Lewis then asked them to respond to the Secretary’s comment federal funds going to the highest need districts and there thus being a lesser need for 1/6th implementation of the SOA and for hold harmless on enrollment. Najimy said the state needs to look beyond a single year, noting that families of color, immigrant families “largely [are] the voices that are going unheard by DESE” and don’t trust that buildings are safe. She said using federal funds to make districts whole “distorts” the reason for the federal funds. She said the state lacks a comprehensive analysis of schoo buildings; she noted that pool testing programs are falling off, as school committees and superintendents lack confidence they’ll have the funding to get through the rest of the year. Bourque further noted that the federal funds are for three years, and warned of falling off a funding cliff. Holmes again called it “disingenuous,” saying “it’s just wrong to say ‘it’s a small number, it’s in effect inconsequential, it can be addressed another way.'”

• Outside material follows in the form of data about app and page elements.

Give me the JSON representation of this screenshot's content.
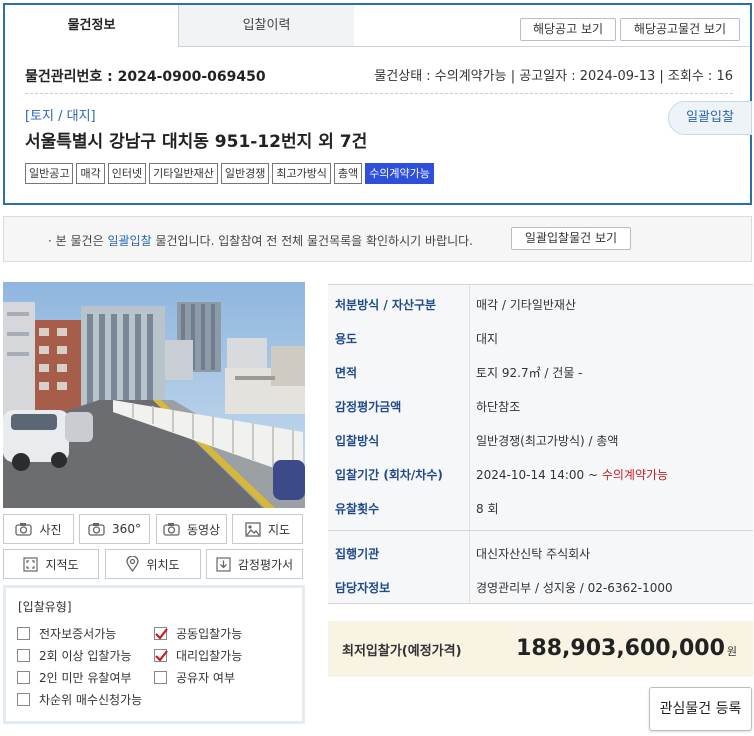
{
  "tabs": {
    "info": "물건정보",
    "history": "입찰이력"
  },
  "top_buttons": {
    "notice": "해당공고 보기",
    "notice_items": "해당공고물건 보기"
  },
  "summary": {
    "mgmt_no": "물건관리번호 : 2024-0900-069450",
    "status": "물건상태 : 수의계약가능",
    "notice_date": "공고일자 : 2024-09-13",
    "views": "조회수 : 16",
    "category": "[토지 / 대지]",
    "address": "서울특별시 강남구 대치동 951-12번지 외 7건",
    "bulk_badge": "일괄입찰"
  },
  "tags": [
    {
      "label": "일반공고",
      "active": false
    },
    {
      "label": "매각",
      "active": false
    },
    {
      "label": "인터넷",
      "active": false
    },
    {
      "label": "기타일반재산",
      "active": false
    },
    {
      "label": "일반경쟁",
      "active": false
    },
    {
      "label": "최고가방식",
      "active": false
    },
    {
      "label": "총액",
      "active": false
    },
    {
      "label": "수의계약가능",
      "active": true
    }
  ],
  "notice": {
    "bullet": "·",
    "prefix": "본 물건은 ",
    "highlight": "일괄입찰",
    "suffix": " 물건입니다. 입찰참여 전 전체 물건목록을 확인하시기 바랍니다.",
    "button": "일괄입찰물건 보기"
  },
  "media_buttons": {
    "photo": "사진",
    "view360": "360°",
    "video": "동영상",
    "map": "지도",
    "cadastral": "지적도",
    "location": "위치도",
    "appraisal": "감정평가서"
  },
  "bid_type": {
    "title": "[입찰유형]",
    "options": [
      {
        "label": "전자보증서가능",
        "checked": false
      },
      {
        "label": "공동입찰가능",
        "checked": true
      },
      {
        "label": "2회 이상 입찰가능",
        "checked": false
      },
      {
        "label": "대리입찰가능",
        "checked": true
      },
      {
        "label": "2인 미만 유찰여부",
        "checked": false
      },
      {
        "label": "공유자 여부",
        "checked": false
      },
      {
        "label": "차순위 매수신청가능",
        "checked": false
      }
    ]
  },
  "info": {
    "disposal": {
      "label": "처분방식 / 자산구분",
      "value": "매각 / 기타일반재산"
    },
    "usage": {
      "label": "용도",
      "value": "대지"
    },
    "area": {
      "label": "면적",
      "value": "토지 92.7㎡ / 건물 -"
    },
    "appraisal": {
      "label": "감정평가금액",
      "value": "하단참조"
    },
    "bid_method": {
      "label": "입찰방식",
      "value": "일반경쟁(최고가방식) / 총액"
    },
    "bid_period": {
      "label": "입찰기간 (회차/차수)",
      "value": "2024-10-14 14:00 ~ ",
      "value_red": "수의계약가능"
    },
    "fail_count": {
      "label": "유찰횟수",
      "value": "8 회"
    },
    "executor": {
      "label": "집행기관",
      "value": "대신자산신탁 주식회사"
    },
    "contact": {
      "label": "담당자정보",
      "value": "경영관리부 / 성지웅 / 02-6362-1000"
    }
  },
  "price": {
    "label": "최저입찰가(예정가격)",
    "value": "188,903,600,000",
    "unit": "원"
  },
  "favorite_button": "관심물건 등록",
  "colors": {
    "accent_blue": "#2d6fa8",
    "tag_active": "#2d4fdc",
    "label_blue": "#1f4a8a",
    "red": "#c81e1e",
    "price_bg": "#f8f3e3"
  }
}
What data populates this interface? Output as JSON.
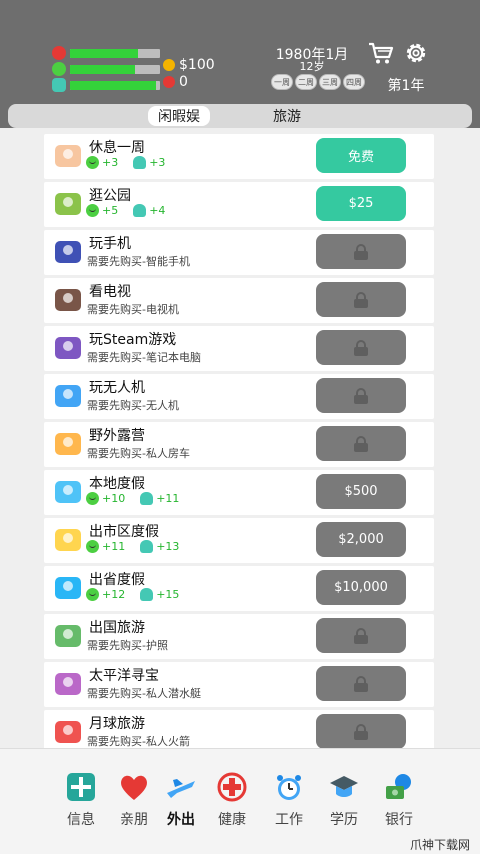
{
  "header": {
    "money": "$100",
    "karma": "0",
    "date": "1980年1月",
    "age": "12岁",
    "weeks": [
      "一周",
      "二周",
      "三周",
      "四周"
    ],
    "year": "第1年",
    "bars": {
      "health": 0.76,
      "happiness": 0.72,
      "smarts": 0.96
    },
    "icons": [
      "heart-icon",
      "face-icon",
      "head-icon",
      "cart-icon",
      "gear-icon",
      "coin-icon"
    ]
  },
  "tabs": [
    "闲暇娱",
    "旅游"
  ],
  "items": [
    {
      "title": "休息一周",
      "sub": "",
      "happy": "+3",
      "smart": "+3",
      "action": "免费",
      "state": "teal"
    },
    {
      "title": "逛公园",
      "sub": "",
      "happy": "+5",
      "smart": "+4",
      "action": "$25",
      "state": "teal"
    },
    {
      "title": "玩手机",
      "sub": "需要先购买-智能手机",
      "happy": "",
      "smart": "",
      "action": "",
      "state": "locked"
    },
    {
      "title": "看电视",
      "sub": "需要先购买-电视机",
      "happy": "",
      "smart": "",
      "action": "",
      "state": "locked"
    },
    {
      "title": "玩Steam游戏",
      "sub": "需要先购买-笔记本电脑",
      "happy": "",
      "smart": "",
      "action": "",
      "state": "locked"
    },
    {
      "title": "玩无人机",
      "sub": "需要先购买-无人机",
      "happy": "",
      "smart": "",
      "action": "",
      "state": "locked"
    },
    {
      "title": "野外露营",
      "sub": "需要先购买-私人房车",
      "happy": "",
      "smart": "",
      "action": "",
      "state": "locked"
    },
    {
      "title": "本地度假",
      "sub": "",
      "happy": "+10",
      "smart": "+11",
      "action": "$500",
      "state": "gray"
    },
    {
      "title": "出市区度假",
      "sub": "",
      "happy": "+11",
      "smart": "+13",
      "action": "$2,000",
      "state": "gray"
    },
    {
      "title": "出省度假",
      "sub": "",
      "happy": "+12",
      "smart": "+15",
      "action": "$10,000",
      "state": "gray"
    },
    {
      "title": "出国旅游",
      "sub": "需要先购买-护照",
      "happy": "",
      "smart": "",
      "action": "",
      "state": "locked"
    },
    {
      "title": "太平洋寻宝",
      "sub": "需要先购买-私人潜水艇",
      "happy": "",
      "smart": "",
      "action": "",
      "state": "locked"
    },
    {
      "title": "月球旅游",
      "sub": "需要先购买-私人火箭",
      "happy": "",
      "smart": "",
      "action": "",
      "state": "locked"
    }
  ],
  "nav": [
    "信息",
    "亲朋",
    "外出",
    "健康",
    "工作",
    "学历",
    "银行"
  ],
  "watermark": "爪神下载网",
  "colors": {
    "teal": "#35c9a0",
    "locked_gray": "#7a7a7a",
    "green": "#34d23a",
    "header": "#6e6e6e"
  }
}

Amy O’Leary, Director of Early Ed for All, and Bill Eddy, Executive Director of the Massachusetts Association of Early Education and Care, testified next. O’Leary noted the focus on equity, and said there is a need to think differently about labor, housing, and health. She said the issue now was “made real and seen” with babies on Zooms and women needing to quit jobs to care for children; “it’s time for systemic change,” she said.”we “have delayed action for far too long.” Eddy said that the field was stressed before, and now it is very stressed. They’ve been on the front lines from the beginning of the pandemic. O’Leary said needs vary locally; local communities need leaders who think holistically. The field had an aging workforce already who now are making health decisions.
Lewis said every child should have access to high quality early ed and we should treat our early educators with dignity and they should be compensated accordingly.

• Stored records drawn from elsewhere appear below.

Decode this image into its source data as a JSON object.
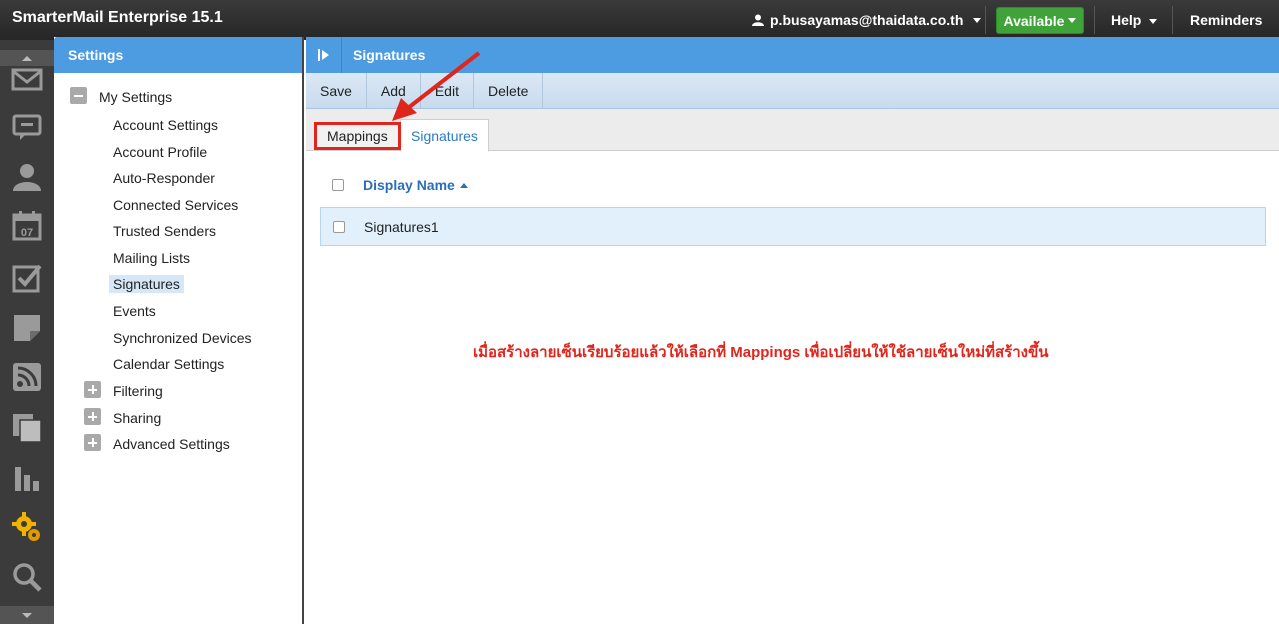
{
  "app": {
    "title": "SmarterMail Enterprise 15.1"
  },
  "topbar": {
    "user": "p.busayamas@thaidata.co.th",
    "status": "Available",
    "help": "Help",
    "reminders": "Reminders"
  },
  "rail": {
    "icons": [
      "mail-icon",
      "chat-icon",
      "contacts-icon",
      "calendar-icon",
      "tasks-icon",
      "notes-icon",
      "rss-icon",
      "files-icon",
      "reports-icon",
      "settings-icon",
      "search-icon"
    ],
    "calendar_day": "07"
  },
  "settings": {
    "title": "Settings",
    "root": "My Settings",
    "items": [
      "Account Settings",
      "Account Profile",
      "Auto-Responder",
      "Connected Services",
      "Trusted Senders",
      "Mailing Lists",
      "Signatures",
      "Events",
      "Synchronized Devices",
      "Calendar Settings"
    ],
    "groups": [
      "Filtering",
      "Sharing",
      "Advanced Settings"
    ],
    "selected": "Signatures"
  },
  "main": {
    "title": "Signatures",
    "toolbar": {
      "save": "Save",
      "add": "Add",
      "edit": "Edit",
      "delete": "Delete"
    },
    "tabs": {
      "mappings": "Mappings",
      "signatures": "Signatures"
    },
    "grid": {
      "column": "Display Name",
      "rows": [
        "Signatures1"
      ]
    },
    "annotation": "เมื่อสร้างลายเซ็นเรียบร้อยแล้วให้เลือกที่ Mappings เพื่อเปลี่ยนให้ใช้ลายเซ็นใหม่ที่สร้างขึ้น"
  },
  "colors": {
    "header_blue": "#4d9be0",
    "available_green": "#3fa33a",
    "highlight_red": "#e0261c",
    "link_blue": "#2a6fb8"
  }
}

The final testimony came from Mass Municipal Executive Director and CEO Geoffrey Beckwith and can be found in full here. He opened by thanking the state for their support last year which allowed cities and towns to deliver essential services even as the state didn’t yet have a budget itself. He noted municipal concerns over loss of local revenue sources, some of which are acute short-term impacts, which he hopes will recover quickly, while the lack of growth in property tax revenue will take longer to recover. The commitment in unrestricted local aid thus is imperative. He echoed many of the education funding points made earlier, including one-sixth implementation of the Student Opportunity Act and hold harmless on enrollment, to which he added $100 minimum per pupil increases. He noted the urgent need among local districts for the rural schools report, and urged there be appropriate funding for such schools in this year’s budget. 

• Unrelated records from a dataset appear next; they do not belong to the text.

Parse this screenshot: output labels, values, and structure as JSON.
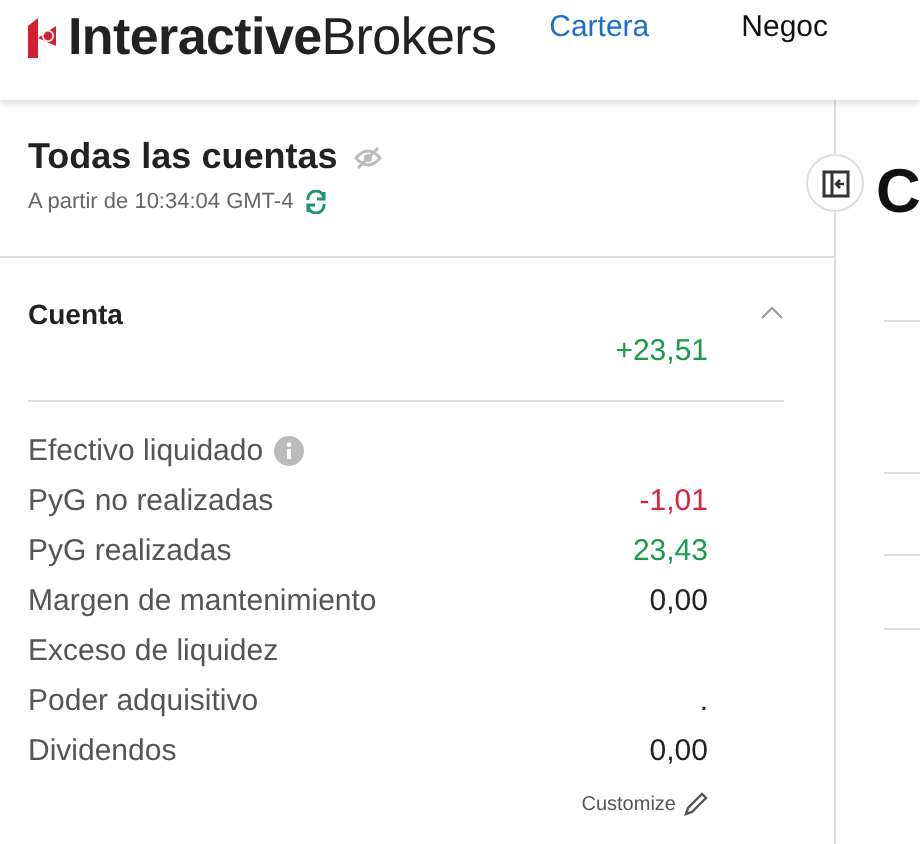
{
  "header": {
    "logo": "**Interactive**Brokers",
    "nav": [
      {
        "label": "Cartera",
        "selected": true
      },
      {
        "label": "Negoc",
        "selected": false
      }
    ]
  },
  "summary": {
    "title": "Todas las cuentas",
    "timestamp": "A partir de 10:34:04 GMT-4",
    "section": {
      "title": "Cuenta",
      "expanded": true,
      "total": {
        "value": "+23,51",
        "color": "#1a9a4b"
      }
    },
    "rows": [
      {
        "label": "Efectivo liquidado",
        "info": true
      },
      {
        "label": "PyG no realizadas",
        "info": false,
        "value": "-1,01",
        "color": "#e0203a"
      },
      {
        "label": "PyG realizadas",
        "info": false,
        "value": "23,43",
        "color": "#1a9a4b"
      },
      {
        "label": "Margen de mantenimiento",
        "info": false,
        "value": "0,00",
        "color": "#222222"
      },
      {
        "label": "Exceso de liquidez",
        "info": false
      },
      {
        "label": "Poder adquisitivo",
        "info": false,
        "value": ".",
        "color": "#222222"
      },
      {
        "label": "Dividendos",
        "info": false,
        "value": "0,00",
        "color": "#222222"
      }
    ],
    "customize": "Customize"
  },
  "main": {
    "heading": "C"
  }
}
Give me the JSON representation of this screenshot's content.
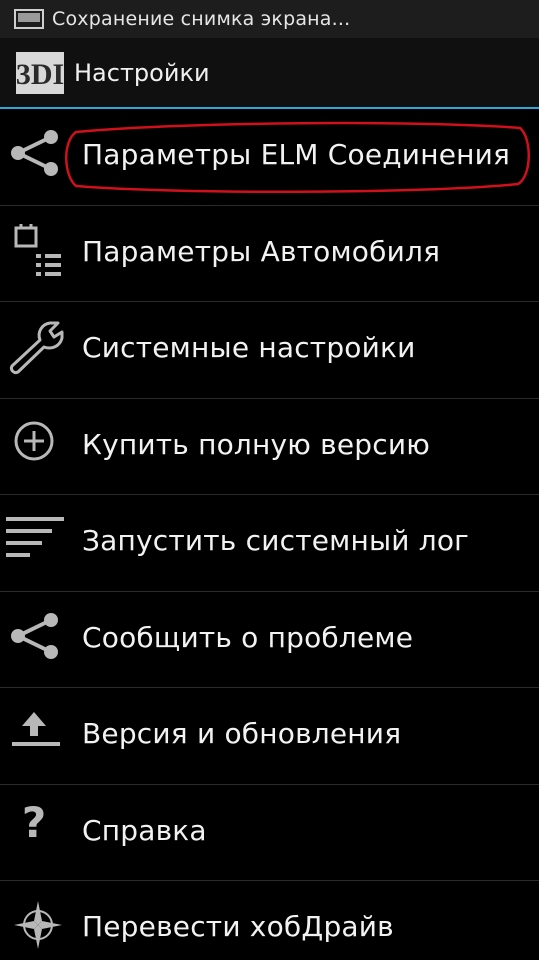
{
  "status_bar": {
    "notification_text": "Сохранение снимка экрана..."
  },
  "action_bar": {
    "logo_text": "3DI",
    "title": "Настройки"
  },
  "menu": {
    "items": [
      {
        "label": "Параметры ELM Соединения",
        "icon": "share-icon"
      },
      {
        "label": "Параметры Автомобиля",
        "icon": "car-settings-icon"
      },
      {
        "label": "Системные настройки",
        "icon": "wrench-icon"
      },
      {
        "label": "Купить полную версию",
        "icon": "plus-circle-icon"
      },
      {
        "label": "Запустить системный лог",
        "icon": "log-lines-icon"
      },
      {
        "label": "Сообщить о проблеме",
        "icon": "share-icon"
      },
      {
        "label": "Версия и обновления",
        "icon": "upload-icon"
      },
      {
        "label": "Справка",
        "icon": "question-icon"
      },
      {
        "label": "Перевести хобДрайв",
        "icon": "compass-icon"
      }
    ]
  },
  "colors": {
    "accent": "#33a6d6",
    "highlight_circle": "#d0101a",
    "icon": "#b8b8b8"
  }
}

Gobi asked about the federal aid, which Beckwith noted can be spent until December 2024 (ed. note: for both local aid and district aid). He described it as a Venn diagram in which the main circle is allowable uses, with a smaller one containing what can be leveraged, and the smallest being essential needs; he said, “we don’t see it as operational funds.”
Lewis asked about his view on what can be learned from the pandemic, patterned on President Biden’s “Build Back Better” campaign. Beckwith said MMA had done some preliminary work on this, noting a released survey. He particularly noted the ability to work and meet remotely, calling out in particular remote public participation at meetings. He also noted flexibility in procurement, and supporting regional public health systems.
Lewis in closing the meeting, quoted Rep. Niko Elugardo’s tweet: